By Ashley Bergner
Box Office Buzz
Marvel’s “Agents of S.H.I.E.L.D.” was one of the most anticipated new shows premiering last fall, a concept that appeared to be full of potential. However, after the first several episodes, many fans seemed to agree the show hadn’t quite lived up to the hopes they had for it. The characters weren’t quite clicking, the show struggled to find a tone and focus, and it didn’t seem to have the same magic spark as the Marvel movies. Ratings have continued to drop, and if the trend continues, a cancellation notice could be in the show’s future.
Which would be a shame, because “Agents of S.H.I.E.L.D.” has shown real improvement in the second half of its first season. Show runners have been fixing many of the issues fans seemed to have with the series, and it’s now closer, I think, to the show fans were actually hoping to see when they tuned in last fall.
The first episode after the holiday break, “The Magical Place,” at first appeared to be a bit of a letdown; the truth about how Agent Phil Coulson was brought back from the dead wasn’t quite as dramatic as fans had been hoping for. However, with the episode “T.R.A.C.K.S.,” the show began to really pick up steam, and we learned the supposed “big reveal” about Coulson was only part of the truth. The run of solid episodes continued through last week’s “Turn, Turn, Turn,” which provided a nice tie-in with “Captain America: The Winter Soldier.”

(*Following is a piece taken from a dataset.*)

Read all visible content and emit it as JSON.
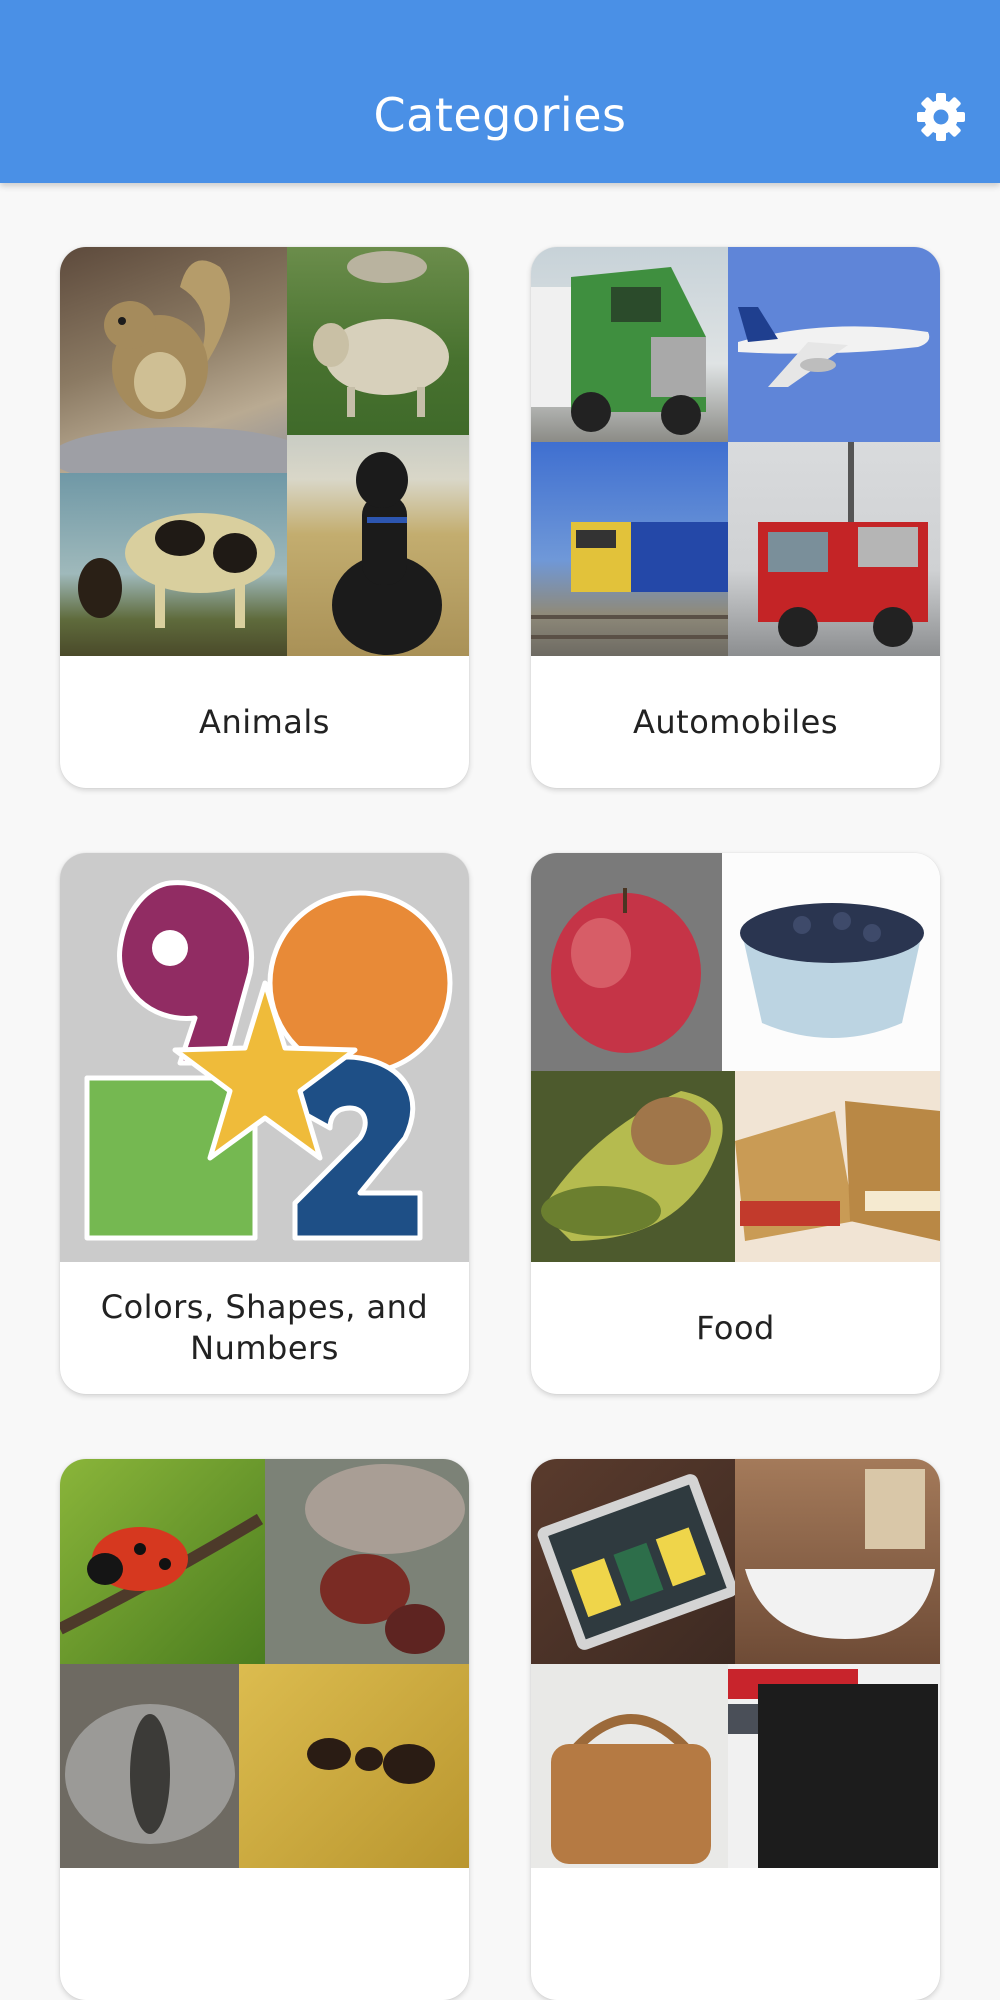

Back in January, I wrote a blog about what I wanted to happen in the second half of “Agents of S.H.I.E.L.D.” season one, and I was excited to see that most of the concerns I raised have been addressed. One of the main issues fans seemed to have was that the show lacked a strong, overarching plot. The “monster of the week” format used in the first half of season one resulted in some interesting episodes but caused the show to lack a sense of continuing, high-stakes urgency. That has changed with part two. So far, a major character has been shot, some characters have turned traitor, a member of Coulson’s team is given a top secret mission from Director Nick Fury that he or she isn’t allowed to share with the rest of the team, and another major character is brought back from the brink of death, similar to Coulson.
The show has focused in on a mysterious villain known as the “Clairvoyant,” who appears to have psychic powers, and the Clairvoyant also has been tied into the truth about Coulson’s resurrection. The major secret about S.H.I.E.L.D. uncovered in “Captain America: The Winter Soldier” spills over into “Agents of S.H.I.E.L.D.,” understandably shaking the entire foundation of the show. The increased complexity and heightened sense of mystery and danger has me excited about watching the show again.

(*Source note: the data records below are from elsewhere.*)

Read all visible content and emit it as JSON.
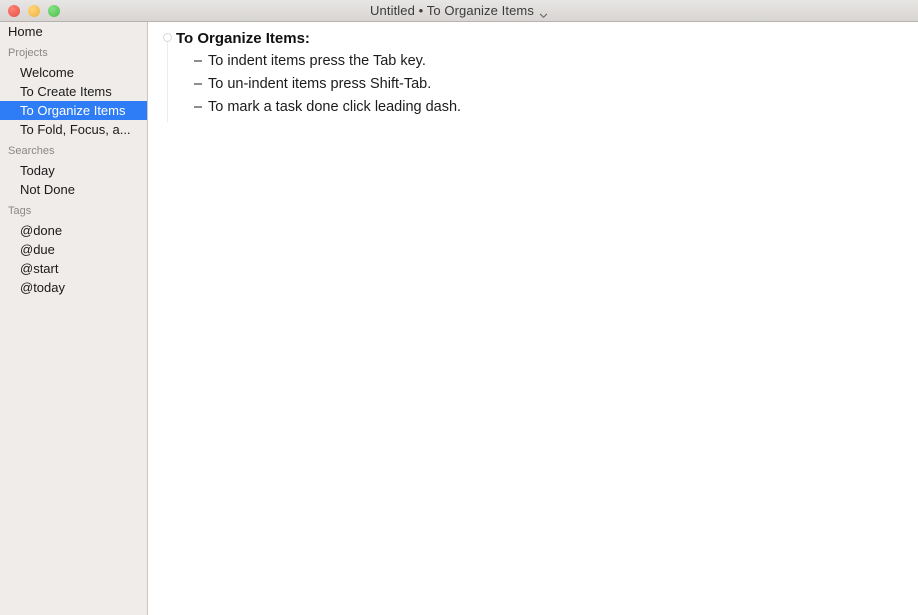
{
  "window": {
    "title": "Untitled • To Organize Items",
    "title_chevron_icon": "chevron-down-icon",
    "traffic_lights": {
      "close_label": "Close",
      "minimize_label": "Minimize",
      "zoom_label": "Zoom"
    },
    "accent_color": "#2f7df6",
    "sidebar_bg": "#efecea",
    "content_bg": "#ffffff"
  },
  "sidebar": {
    "home": {
      "label": "Home"
    },
    "sections": [
      {
        "header": "Projects",
        "items": [
          {
            "label": "Welcome",
            "selected": false
          },
          {
            "label": "To Create Items",
            "selected": false
          },
          {
            "label": "To Organize Items",
            "selected": true
          },
          {
            "label": "To Fold, Focus, a...",
            "selected": false
          }
        ]
      },
      {
        "header": "Searches",
        "items": [
          {
            "label": "Today",
            "selected": false
          },
          {
            "label": "Not Done",
            "selected": false
          }
        ]
      },
      {
        "header": "Tags",
        "items": [
          {
            "label": "@done",
            "selected": false
          },
          {
            "label": "@due",
            "selected": false
          },
          {
            "label": "@start",
            "selected": false
          },
          {
            "label": "@today",
            "selected": false
          }
        ]
      }
    ]
  },
  "document": {
    "fold_handle_icon": "fold-circle-icon",
    "heading": "To Organize Items:",
    "items": [
      {
        "dash": "–",
        "text": "To indent items press the Tab key."
      },
      {
        "dash": "–",
        "text": "To un-indent items press Shift-Tab."
      },
      {
        "dash": "–",
        "text": "To mark a task done click leading dash."
      }
    ]
  }
}
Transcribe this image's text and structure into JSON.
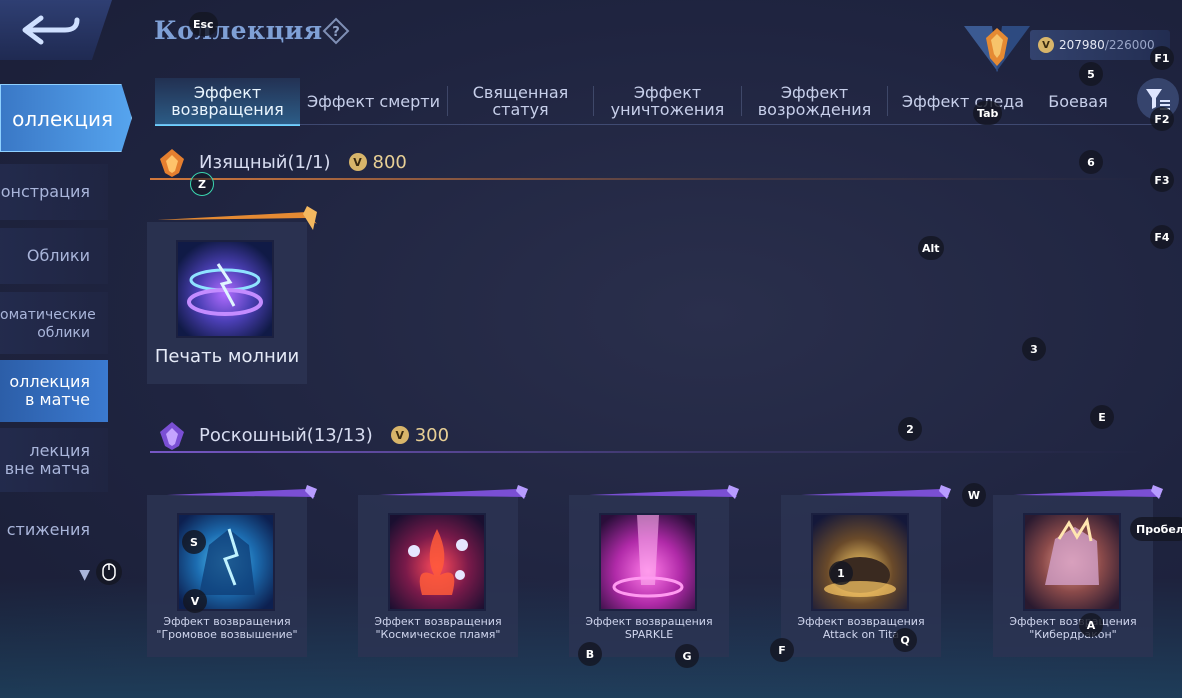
{
  "header": {
    "title": "Коллекция",
    "help_icon": "question-icon"
  },
  "currency": {
    "current": "207980",
    "max": "/226000",
    "icon": "collection-coin-icon"
  },
  "sidebar": {
    "items": [
      {
        "label": "оллекция",
        "state": "active"
      },
      {
        "label": "онстрация"
      },
      {
        "label": "Облики"
      },
      {
        "label": "оматические облики"
      },
      {
        "label": "оллекция в матче",
        "state": "sub-active"
      },
      {
        "label": "лекция вне матча"
      },
      {
        "label": "стижения"
      }
    ]
  },
  "tabs": [
    {
      "label": "Эффект возвращения",
      "active": true
    },
    {
      "label": "Эффект смерти"
    },
    {
      "label": "Священная статуя"
    },
    {
      "label": "Эффект уничтожения"
    },
    {
      "label": "Эффект возрождения"
    },
    {
      "label": "Эффект следа"
    },
    {
      "label": "Боевая"
    }
  ],
  "sections": [
    {
      "title": "Изящный(1/1)",
      "cost": "800",
      "color": "#e0863a"
    },
    {
      "title": "Роскошный(13/13)",
      "cost": "300",
      "color": "#8a5ae0"
    }
  ],
  "elegant_items": [
    {
      "name": "Печать молнии"
    }
  ],
  "luxury_items": [
    {
      "name": "Эффект возвращения \"Громовое возвышение\""
    },
    {
      "name": "Эффект возвращения \"Космическое пламя\""
    },
    {
      "name": "Эффект возвращения SPARKLE"
    },
    {
      "name": "Эффект возвращения Attack on Tita"
    },
    {
      "name": "Эффект возвращения \"Кибердракон\""
    }
  ],
  "key_hints": {
    "esc": "Esc",
    "f1": "F1",
    "f2": "F2",
    "f3": "F3",
    "f4": "F4",
    "tab": "Tab",
    "n5": "5",
    "n6": "6",
    "z": "Z",
    "alt": "Alt",
    "n3": "3",
    "n2": "2",
    "e": "E",
    "w": "W",
    "space": "Пробел",
    "s": "S",
    "v": "V",
    "n1": "1",
    "a": "A",
    "b": "B",
    "g": "G",
    "f": "F",
    "q": "Q"
  }
}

I also feel Coulson’s team is finally starting to click, and the characters are functioning more as a cohesive unit. We’re seeing some deeper character development and learning more about who these characters are and what secrets they’re hiding in their past. The addition of some new characters has added energy to the show: Bill Paxton has been great as Agent John Garrett, a friend of Coulson’s, and I’ve enjoyed watching B.J. Britt, who is charming and likable as Agent Antoine Triplett. Jaimie Alexander (Lady Sif from the “Thor” movies) also guest stars on a great “Thor”-crossover episode called “Yes Men” (it’s actually a stronger “Thor”-crossover episode than the one marketed last fall, right after the release of “The Dark World”).

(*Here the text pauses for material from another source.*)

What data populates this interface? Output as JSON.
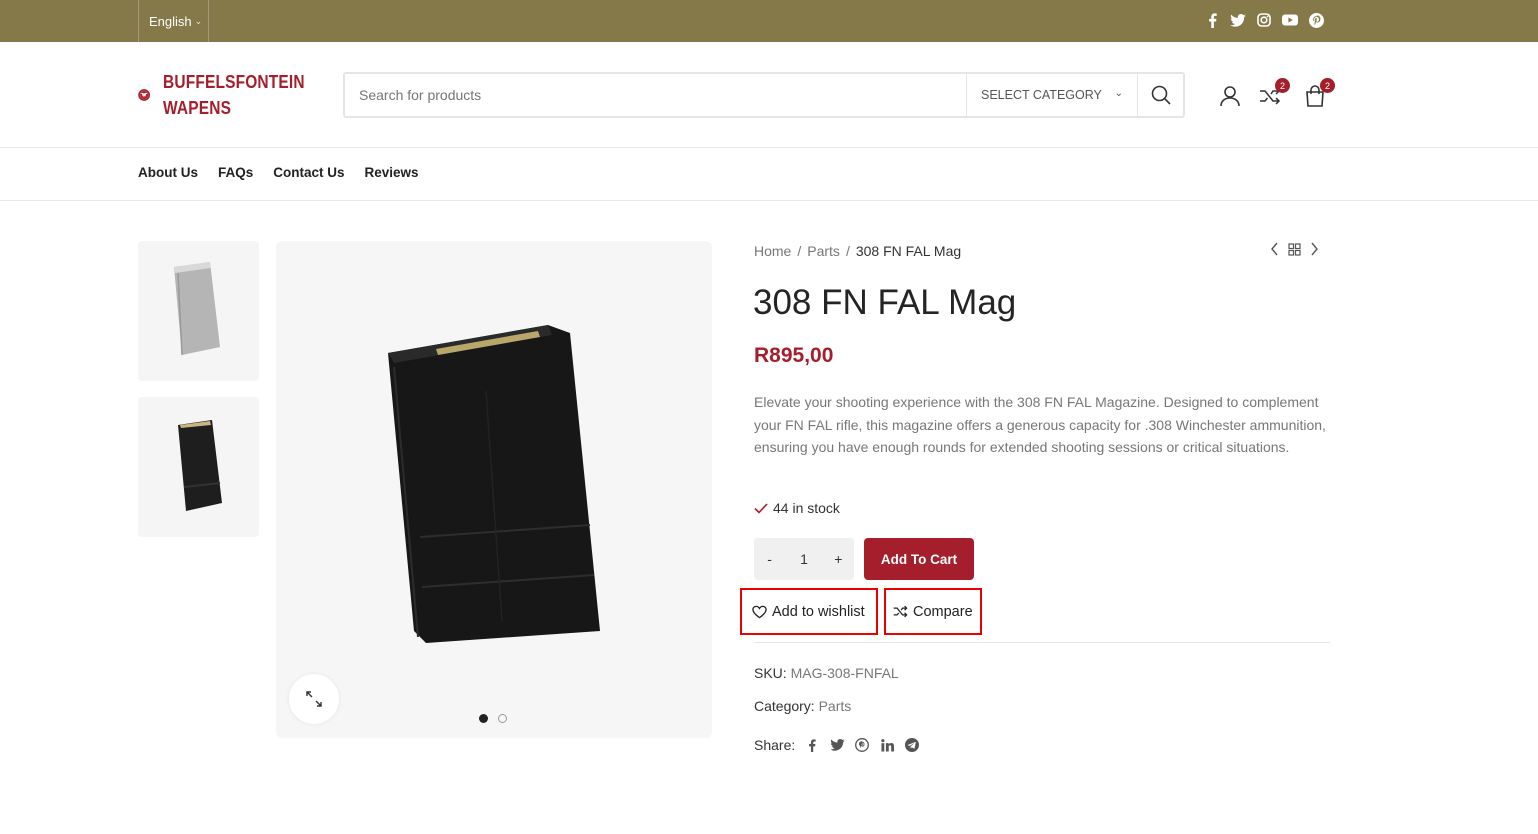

While Skye still doesn’t seem to be a fan favorite, I think the writers have done a better job working her into the show and haven’t been trying as hard to force her as the main character. Agent Ward is another character fans have had a tougher time warming up to, but some recent plot twists have added a more interesting side to the character. My favorite character, aside from Coulson, continues to be Agent Fitz. Though he started out as more of a caricature, the show has added depth to his character, and his character is now a nice mix of sweet, funny and quirky. I’d also like to see more of the character Mike Peterson, who has been turned into the villain Deathlok against his will. Peterson is one of the most heartbreaking and emotionally complex characters on the show.
If you started watching “Agents of S.H.I.E.L.D.” but gave up after the first half of season one, I’d encourage you to give it another shot. The show still has some work to do — I’m still not buying the Agent Ward/Skye romantic subplot — but the series has definitely improved and seems to have found the right blend of elements: a mix of the Marvel superhero movies, “James Bond” and “The X-Files.” I think the show has earned a second chance — and a second season.
So, what do you think? Are you still watching “Agents of S.H.I.E.L.D.”? Do you think the show has improved since it started?